Iran had no future in Iraq and it cannot change that

If any sense can be made of the victory of al-Sadr’s Saairun list, it must be that there is a strong desire among Iraqis to escape Iran’s dominance.
Sunday 01/07/2018
Out of Iran’s orbit. Iraqi men wave their national flags on the streets of Baghdad.  (AFP)
Out of Iran’s orbit. Iraqi men wave their national flags on the streets of Baghdad. (AFP)

Iran is not happy with the results of the May 12 elections in Iraq. It insists that Iraq be an Iranian colony ruled by Tehran even though that is totally opposite to the nature of things. So, Iran simply carried out a coup over election results.

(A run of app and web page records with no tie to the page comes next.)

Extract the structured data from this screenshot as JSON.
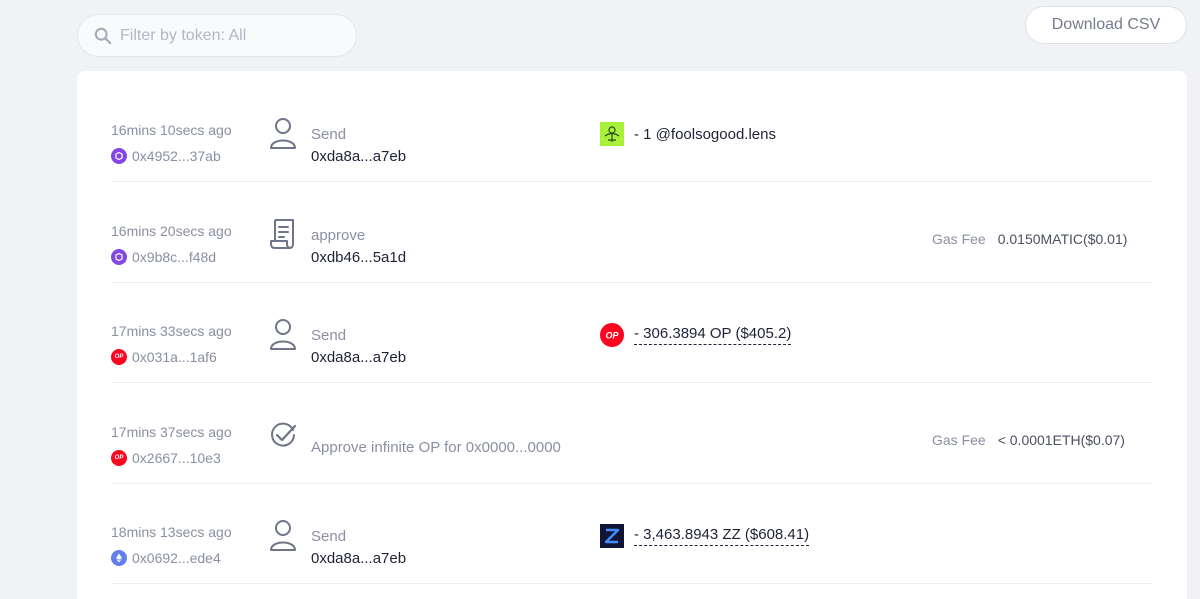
{
  "filter": {
    "placeholder": "Filter by token: All",
    "value": ""
  },
  "download_label": "Download CSV",
  "colors": {
    "polygon": "#8247e5",
    "optimism": "#ff0420",
    "ethereum": "#627eea"
  },
  "transactions": [
    {
      "time": "16mins 10secs ago",
      "chain": "polygon",
      "hash": "0x4952...37ab",
      "action_icon": "user-icon",
      "action": "Send",
      "address": "0xda8a...a7eb",
      "token_icon": "lens-profile-icon",
      "amount": "- 1 @foolsogood.lens"
    },
    {
      "time": "16mins 20secs ago",
      "chain": "polygon",
      "hash": "0x9b8c...f48d",
      "action_icon": "contract-scroll-icon",
      "action": "approve",
      "address": "0xdb46...5a1d",
      "gas_label": "Gas Fee",
      "gas_value": "0.0150MATIC($0.01)"
    },
    {
      "time": "17mins 33secs ago",
      "chain": "optimism",
      "hash": "0x031a...1af6",
      "action_icon": "user-icon",
      "action": "Send",
      "address": "0xda8a...a7eb",
      "token_icon": "op-token-icon",
      "amount": "- 306.3894 OP ($405.2)"
    },
    {
      "time": "17mins 37secs ago",
      "chain": "optimism",
      "hash": "0x2667...10e3",
      "action_icon": "check-circle-icon",
      "action": "Approve infinite OP for 0x0000...0000",
      "gas_label": "Gas Fee",
      "gas_value": "< 0.0001ETH($0.07)"
    },
    {
      "time": "18mins 13secs ago",
      "chain": "ethereum",
      "hash": "0x0692...ede4",
      "action_icon": "user-icon",
      "action": "Send",
      "address": "0xda8a...a7eb",
      "token_icon": "zz-token-icon",
      "amount": "- 3,463.8943 ZZ ($608.41)"
    }
  ]
}
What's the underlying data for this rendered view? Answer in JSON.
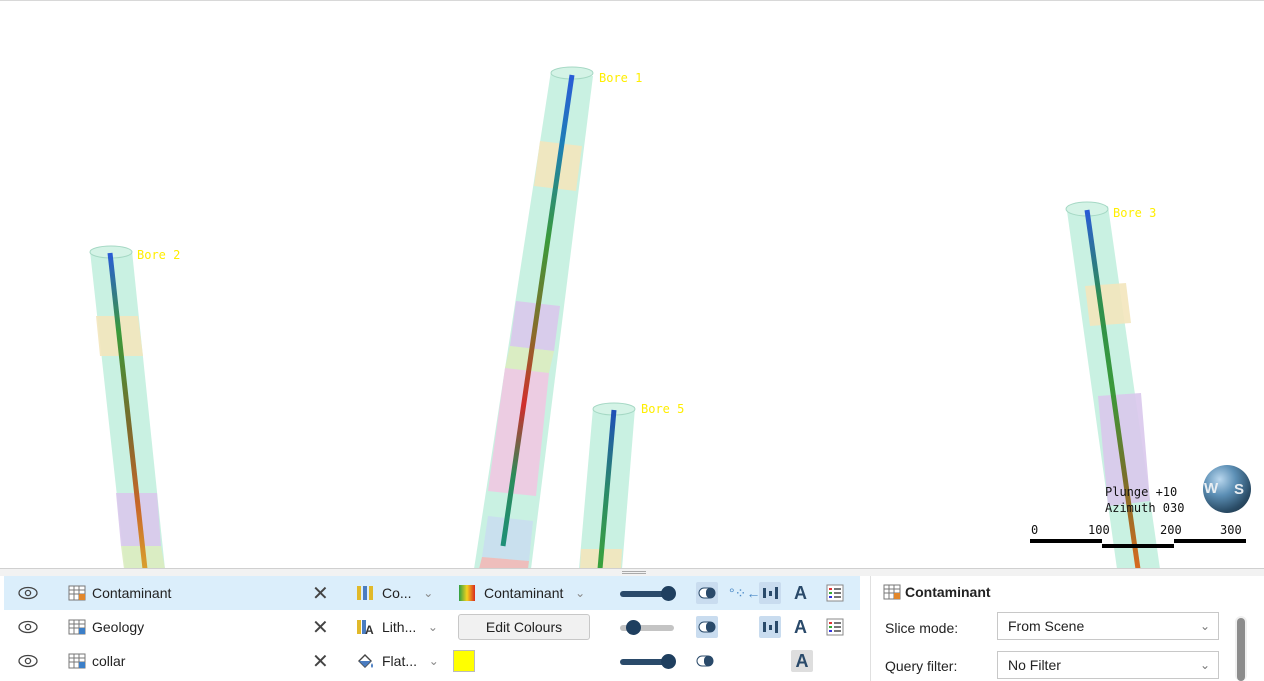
{
  "scene": {
    "bores": [
      {
        "label": "Bore 1"
      },
      {
        "label": "Bore 2"
      },
      {
        "label": "Bore 3"
      },
      {
        "label": "Bore 5"
      }
    ],
    "plunge": "Plunge +10",
    "azimuth": "Azimuth 030",
    "scale_ticks": [
      "0",
      "100",
      "200",
      "300"
    ],
    "compass_letters": [
      "W",
      "S"
    ]
  },
  "layers": [
    {
      "name": "Contaminant",
      "display": "Co...",
      "legend": "Contaminant",
      "selected": true,
      "opacity": 1.0
    },
    {
      "name": "Geology",
      "display": "Lith...",
      "button": "Edit Colours",
      "selected": false,
      "opacity": 0.2
    },
    {
      "name": "collar",
      "display": "Flat...",
      "swatch": "#ffff00",
      "selected": false,
      "opacity": 1.0
    }
  ],
  "properties": {
    "title": "Contaminant",
    "slice_mode_label": "Slice mode:",
    "slice_mode_value": "From Scene",
    "query_filter_label": "Query filter:",
    "query_filter_value": "No Filter"
  },
  "icons": {
    "visibility": "eye-icon",
    "table": "table-icon",
    "remove": "close-icon",
    "dropdown": "chevron-down-icon"
  },
  "colors": {
    "bore_label": "#ffee00",
    "selection": "#dbeefb",
    "collar_swatch": "#ffff00"
  }
}
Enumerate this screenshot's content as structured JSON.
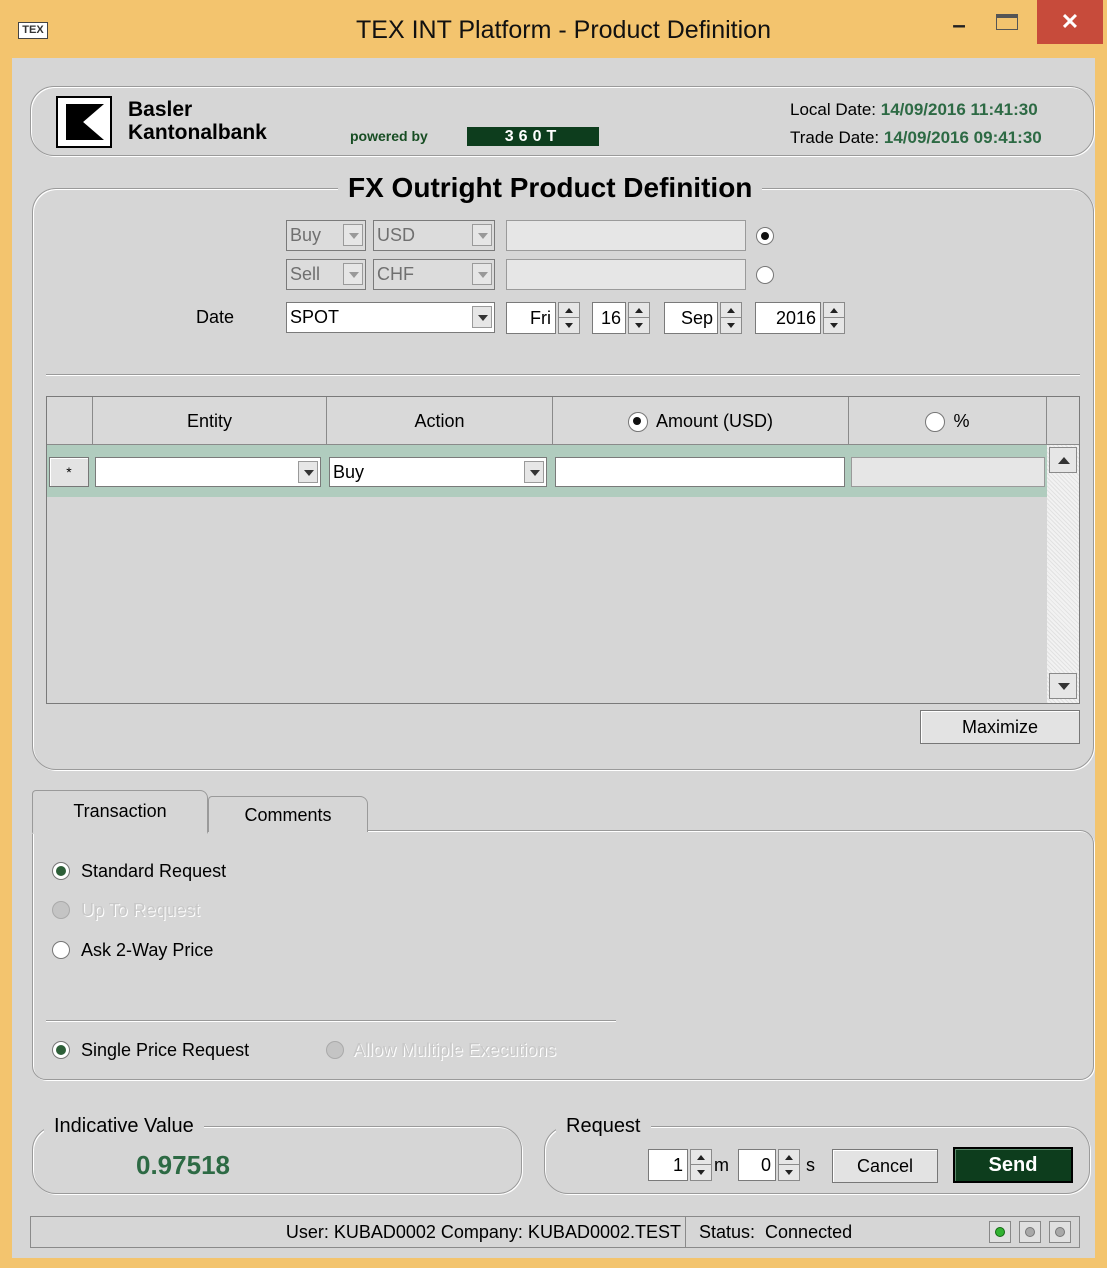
{
  "window": {
    "icon_label": "TEX",
    "title": "TEX INT Platform - Product Definition",
    "minimize": "–",
    "close": "✕"
  },
  "header": {
    "bank_line1": "Basler",
    "bank_line2": "Kantonalbank",
    "powered_by": "powered by",
    "brand_360t": "360T",
    "local_date_label": "Local Date:",
    "local_date_value": "14/09/2016 11:41:30",
    "trade_date_label": "Trade Date:",
    "trade_date_value": "14/09/2016 09:41:30"
  },
  "product": {
    "title": "FX Outright Product Definition",
    "leg1": {
      "side": "Buy",
      "currency": "USD",
      "amount": "",
      "selected": true
    },
    "leg2": {
      "side": "Sell",
      "currency": "CHF",
      "amount": "",
      "selected": false
    },
    "date_label": "Date",
    "tenor": "SPOT",
    "weekday": "Fri",
    "day": "16",
    "month": "Sep",
    "year": "2016"
  },
  "allocation_grid": {
    "columns": [
      "",
      "Entity",
      "Action",
      "Amount (USD)",
      "%"
    ],
    "amount_column_selected": true,
    "percent_column_selected": false,
    "new_row": {
      "marker": "*",
      "entity": "",
      "action": "Buy",
      "amount": "",
      "percent": ""
    }
  },
  "maximize_label": "Maximize",
  "tabs": [
    {
      "label": "Transaction",
      "active": true
    },
    {
      "label": "Comments",
      "active": false
    }
  ],
  "transaction": {
    "standard_request": "Standard Request",
    "up_to_request": "Up To Request",
    "ask_two_way": "Ask 2-Way Price",
    "single_price": "Single Price Request",
    "allow_multiple": "Allow Multiple Executions"
  },
  "indicative": {
    "label": "Indicative Value",
    "value": "0.97518"
  },
  "request": {
    "label": "Request",
    "minutes": "1",
    "minutes_unit": "m",
    "seconds": "0",
    "seconds_unit": "s",
    "cancel": "Cancel",
    "send": "Send"
  },
  "status_bar": {
    "user_info": "User: KUBAD0002 Company: KUBAD0002.TEST",
    "status": "Status:  Connected",
    "indicators": [
      true,
      false,
      false
    ]
  },
  "colors": {
    "window_frame": "#f3c46e",
    "close_button": "#c74b3b",
    "accent_green": "#0d3d1d",
    "date_value": "#2d6a44",
    "grid_row": "#b0ccbe"
  }
}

The chaos in Iraq is but the result of that coup. Things can’t get any lower than when the old guard is seeking to extend the term of the current parliament. Frankly, the political system put in place following the 2003 US-led invasion of Iraq is the worst there is. It’s been 15 years and nothing has improved in Iraq.

What we’re seeing, especially since election results were challenged and the rumour spread that some ballot boxes had been burned, are signs of a boding civil war rather than the reassuring foundations of a democratic state promised by the Americans.

Iran is in denial of the reality that Iraq cannot and must not be controlled by Tehran. Iran is behaving like a child whose toy has been taken away. That goes a long way in explaining Tehran’s reaction to the Iraqi elections. When US President George W. Bush waged war on Iraq using fictitious reasons, Iran was the sole winner. The results of the May 12 elections risk to yank away that war booty from Tehran.

Granted, Saddam Hussein was no saint. He was a full-fledged brutal dictator. He lacked political common sense and was totally ignorant of the balances of power regionally and internationally. A savvy politician would not invade Kuwait and then prepare to negotiate with the United States as if he were holding all the winning cards.

Most of Saddam’s political mistakes were catastrophic for Iraq. In 1980, for example, instead of looking for other ways of responding to Iran’s provocations, he chose to plunge Iraq into a senseless war with a retrograde regime that belittled its Arab neighbours on sectarian grounds. For the mullahs’ regime, the war with Iraq served quite well its purpose of keeping the Iranian army busy and away from politics.

At any rate, Iran is reaping its rewards today. It is true that Iraq was gifted to Iran by the Americans but it seems that Iran did not know what to do with its easy victory. Iraq turned out to be not an easy bite to swallow after all, even with America’s help.

Yes, the United States has helped Iran in Iraq. During the Bush administration, Paul Bremer dissolved the Iraqi Army and established a governing council on sectarian and ethnic bases. Barack Obama carried on with the task of offering Iraq to Iran by withdrawing US troops from Iraq and blessing Nuri al-Maliki, Iran’s man, for a second term as prime minister after the 2010 elections in which Ayad Allawi’s list finished first.

Iraq can no longer fulfil its function as a war chest for Iran. The recent elections not only revealed that the country is broke but also that its political parties are not capable of rising to the challenge posed by its internal crisis.

It is futile to try to solve Iran’s crisis in Iraq by concocting an incongruous alliance between Muqtada al-Sadr and Hadi al-Amiri. Such an alliance seems to have taken place so Iran can boast about being able to absorb the elections’ negative effects and remain in control of things in Iraq.

But surely Iran is not going to find a survival niche in Iraq by just undermining the election results. If any sense can be made of the victory of al-Sadr’s Saairun list, it must be that there is a strong desire among Iraqis to escape Iran’s dominance, even at the cost of backing someone such as al-Sadr, who is well-known for his past of very close ties with Iran.

Above all of this, we must not lose sight that this time there is no US administration ready to back Iran in Iraq, especially after US President Donald Trump’s pulling out of the nuclear deal with Tehran.

With this background, Iran is out of cover in Iraq. If it wants to, Tehran can still enjoy destroying a few more places or perhaps ethnically and religiously “cleanse” more cities and regions in Iraq or even subcontract the Islamic State to raze a historical city such as Mosul but it won’t change the fact that Tehran has no future in Iraq, assuming that Iraq has a future other than a civil war.

It is a great pity that a country with a unique history of cultural diversity and wealth in the Middle East before the coming of military then Ba’ath Party rule in 1958 should end this way.